Is there such a thing as too much competition? Can competition turn toxic? These are the topics explored in a 2020 book by Ariel Ezrachi and Maurice Stucke, Competition Overdose.
“We do not challenge the benefits of competition as such. We all understand the basics competition is extremely beneficial. It improves our welfare. It provides us with choice, with innovation, with quality,” said Ezrachi. “However, what we try to show and what we explore is the theme and the overuse of the competition ideal. The idea that as a society we elevated the concept of competition and possibly used it in instances where it doesn’t work.”

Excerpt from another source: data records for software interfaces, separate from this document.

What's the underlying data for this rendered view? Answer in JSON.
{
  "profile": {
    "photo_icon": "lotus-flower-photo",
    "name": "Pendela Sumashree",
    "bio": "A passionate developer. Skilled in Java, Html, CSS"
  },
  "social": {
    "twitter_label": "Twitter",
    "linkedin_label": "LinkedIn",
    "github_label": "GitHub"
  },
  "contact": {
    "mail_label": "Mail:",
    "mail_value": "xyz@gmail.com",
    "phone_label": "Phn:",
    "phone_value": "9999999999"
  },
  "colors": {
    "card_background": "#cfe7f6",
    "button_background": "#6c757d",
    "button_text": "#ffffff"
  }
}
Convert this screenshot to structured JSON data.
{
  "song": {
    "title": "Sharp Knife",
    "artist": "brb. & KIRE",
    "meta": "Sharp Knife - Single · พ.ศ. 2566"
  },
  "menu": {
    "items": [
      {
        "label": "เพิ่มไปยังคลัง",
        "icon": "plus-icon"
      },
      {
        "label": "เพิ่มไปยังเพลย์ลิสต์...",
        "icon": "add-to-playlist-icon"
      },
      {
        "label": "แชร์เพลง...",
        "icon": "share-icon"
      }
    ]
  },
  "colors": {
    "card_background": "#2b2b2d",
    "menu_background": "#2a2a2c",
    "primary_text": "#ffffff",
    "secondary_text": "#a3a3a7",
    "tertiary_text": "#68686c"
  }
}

To find out who is pushing toxic competition and how to fix it, the Stigler Center recently hosted a panel discussion between Dennis Carlton, David McDaniel Keller Professor of Economics at the University of Chicago Booth School of Business; Ariel Ezrachi, Slaughter and May Professor of Competition Law and Director of the Centre for Competition Law and Policy at University of Oxford; and Maurice Stucke, Douglas A. Blaze Distinguished Professor of Law, at the University of Tennessee–Knoxville College of Law. The conversation was moderated by ProMarket managing editor Jana Kasperkevic.
Watch the panel here:
This panel was part of the Stigler Center’s Antitrust and Competition Conference, held virtually in a series of free webinars from Spring 2020 to Winter 2021. In 2020, the webinar series explored the historical interconnection between market power and political power, discussing examples from Nazi Germany to the United States, Latin America, Israel, and South Korea. The second half of the conference series is dedicated to the discussion of the trade-offs involved in changes to antitrust policy to address this perceived connection. Topics include whether and how antitrust should be used to promote economic liberty or political liberty, and the development of new methods to assess the political power of large conglomerates.